When Wells Fargo offered text-message banking services to both online and non-online banking customers in a recent offering, it revealed a major step in distinguishing mobile from Web banking, a goal long discussed and now being put into practice.
"There's a whole group of customers for whom text banking is very attractive, and these are customers whose lives don't revolve around a PC," says Arah Erickson, Wells Fargo's head of retail mobile banking.
Like many banks, Wells initially offered mobile services as a feature of its online banking site. To access account balances and other information through text-message commands sent from a phone, customers first had to sign up online. Erickson says the shift to allow any customer to sign up for text banking resulted from a realization that there is far less overlap between text users and online users than the company had originally assumed.
When Wells introduced its mobile banking service three years ago, online customers "really made sense as the primary launching point," particularly as the new service was paired with a mobile version of Wells' Web site, Erickson says. But some mobile users took to texting heavily. Erickson says the average text user sends about 19 text commands a month.
As the service evolved, Wells realized that those customers considered texting to be not a useful feature of online banking but a channel all its own. "It's really been a process of listening to our customers," Erickson says.
Donald MacCormick, vp of product and engineering at ClairMail, says the Novato, Calif., financial technology vendor's text banking service is currently used by all of its customers as a feature of online banking-but that attitude is quickly changing. With text message services, "people are starting to talk about it as a feature of the product, rather than a feature of online banking," he says.
Banks are taking steps to make mobile a separate channel, MacCormick says. For example, some banks want to make it possible to enroll in the text service through a call center instead of a Web site, but those discussions are in the early stages. MacCormick was hesitant to project when such a switch would take place, but was certain some banks would make the switch by yearend.

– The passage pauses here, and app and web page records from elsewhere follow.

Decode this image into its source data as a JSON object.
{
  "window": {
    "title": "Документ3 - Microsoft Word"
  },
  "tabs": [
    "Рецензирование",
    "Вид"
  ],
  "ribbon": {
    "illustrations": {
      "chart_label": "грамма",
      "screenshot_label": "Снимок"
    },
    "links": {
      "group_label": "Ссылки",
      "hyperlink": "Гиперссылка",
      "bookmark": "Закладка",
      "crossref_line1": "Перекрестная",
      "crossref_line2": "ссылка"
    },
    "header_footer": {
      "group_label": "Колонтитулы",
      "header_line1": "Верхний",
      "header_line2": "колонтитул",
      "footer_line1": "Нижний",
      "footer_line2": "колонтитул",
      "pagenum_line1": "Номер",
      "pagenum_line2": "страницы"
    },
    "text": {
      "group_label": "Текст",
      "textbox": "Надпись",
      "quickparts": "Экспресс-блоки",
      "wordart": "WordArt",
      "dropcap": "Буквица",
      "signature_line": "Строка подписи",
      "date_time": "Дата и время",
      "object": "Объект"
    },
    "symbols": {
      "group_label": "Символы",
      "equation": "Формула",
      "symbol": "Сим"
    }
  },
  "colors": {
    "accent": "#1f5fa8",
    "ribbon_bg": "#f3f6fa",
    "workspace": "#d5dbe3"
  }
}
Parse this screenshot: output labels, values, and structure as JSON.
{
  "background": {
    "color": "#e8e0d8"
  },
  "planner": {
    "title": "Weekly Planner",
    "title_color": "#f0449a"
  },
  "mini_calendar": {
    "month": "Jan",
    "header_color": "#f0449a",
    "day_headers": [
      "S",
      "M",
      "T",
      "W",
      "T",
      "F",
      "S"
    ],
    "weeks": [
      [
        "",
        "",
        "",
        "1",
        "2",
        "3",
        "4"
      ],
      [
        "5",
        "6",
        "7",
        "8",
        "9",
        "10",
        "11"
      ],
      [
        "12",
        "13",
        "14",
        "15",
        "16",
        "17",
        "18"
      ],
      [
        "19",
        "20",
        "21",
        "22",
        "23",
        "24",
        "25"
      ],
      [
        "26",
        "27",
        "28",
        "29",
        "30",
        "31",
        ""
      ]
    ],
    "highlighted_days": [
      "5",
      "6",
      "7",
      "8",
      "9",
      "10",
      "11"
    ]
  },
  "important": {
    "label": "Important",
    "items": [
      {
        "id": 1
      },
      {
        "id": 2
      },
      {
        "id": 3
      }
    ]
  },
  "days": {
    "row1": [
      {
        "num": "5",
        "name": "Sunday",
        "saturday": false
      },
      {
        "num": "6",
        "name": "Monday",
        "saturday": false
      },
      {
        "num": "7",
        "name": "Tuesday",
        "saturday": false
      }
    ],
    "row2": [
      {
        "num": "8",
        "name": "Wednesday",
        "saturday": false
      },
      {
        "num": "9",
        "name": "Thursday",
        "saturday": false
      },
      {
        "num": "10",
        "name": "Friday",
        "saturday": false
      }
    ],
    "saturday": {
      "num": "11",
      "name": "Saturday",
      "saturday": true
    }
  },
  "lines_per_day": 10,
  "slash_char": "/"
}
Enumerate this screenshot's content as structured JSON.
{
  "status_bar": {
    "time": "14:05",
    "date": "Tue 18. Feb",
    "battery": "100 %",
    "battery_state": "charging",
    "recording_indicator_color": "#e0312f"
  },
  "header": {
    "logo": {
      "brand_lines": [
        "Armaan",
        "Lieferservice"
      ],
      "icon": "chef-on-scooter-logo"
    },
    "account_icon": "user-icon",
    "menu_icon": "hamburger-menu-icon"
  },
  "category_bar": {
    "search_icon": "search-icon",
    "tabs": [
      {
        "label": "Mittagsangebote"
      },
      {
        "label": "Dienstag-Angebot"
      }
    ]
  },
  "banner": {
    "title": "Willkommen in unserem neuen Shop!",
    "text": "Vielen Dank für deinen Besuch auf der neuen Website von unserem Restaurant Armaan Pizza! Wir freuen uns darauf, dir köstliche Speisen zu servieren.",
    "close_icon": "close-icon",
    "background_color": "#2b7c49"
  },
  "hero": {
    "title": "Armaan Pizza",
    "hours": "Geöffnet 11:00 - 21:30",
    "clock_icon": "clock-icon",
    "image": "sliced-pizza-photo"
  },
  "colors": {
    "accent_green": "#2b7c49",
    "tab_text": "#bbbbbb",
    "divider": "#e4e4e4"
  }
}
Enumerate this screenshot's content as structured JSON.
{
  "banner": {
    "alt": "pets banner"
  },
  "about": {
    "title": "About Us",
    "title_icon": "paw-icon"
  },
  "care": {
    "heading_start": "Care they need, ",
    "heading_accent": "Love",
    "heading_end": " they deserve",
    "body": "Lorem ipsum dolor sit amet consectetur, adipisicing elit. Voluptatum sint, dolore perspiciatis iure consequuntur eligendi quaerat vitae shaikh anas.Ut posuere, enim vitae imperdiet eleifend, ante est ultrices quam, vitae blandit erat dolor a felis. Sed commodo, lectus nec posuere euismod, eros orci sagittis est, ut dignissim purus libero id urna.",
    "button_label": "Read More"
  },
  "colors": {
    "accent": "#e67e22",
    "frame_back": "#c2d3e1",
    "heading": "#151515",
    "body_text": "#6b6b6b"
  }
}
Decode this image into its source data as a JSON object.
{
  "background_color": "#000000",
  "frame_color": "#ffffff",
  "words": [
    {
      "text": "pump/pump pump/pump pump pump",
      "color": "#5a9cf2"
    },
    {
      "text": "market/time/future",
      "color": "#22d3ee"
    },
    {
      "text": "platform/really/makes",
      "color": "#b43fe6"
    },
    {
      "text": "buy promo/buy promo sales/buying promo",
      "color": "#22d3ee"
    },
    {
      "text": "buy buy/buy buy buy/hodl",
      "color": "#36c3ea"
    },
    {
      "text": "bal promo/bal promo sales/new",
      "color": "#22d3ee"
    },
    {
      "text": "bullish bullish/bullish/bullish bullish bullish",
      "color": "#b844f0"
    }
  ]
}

Nicole Sturgill, the research director for delivery channels at TowerGroup, says banks will "have mobile banking customers who are not necessarily online banking customers," so making online banking enrollment a prerequisite could be a deterrent to some people who want to bank by text. "I've heard a lot of people talking about the fact that it's not necessarily the same crowd," she says, though Wells one of the first banks she's seen to divide the channels.
Sturgill says it makes sense that mobile-even the text-only version of mobile-is perceived as a distinct channel. For a channel to find an audience "doesn't necessarily mean that each channel has to be all things to all people," she says.
Daniel Wolfe is a writer for American Banker.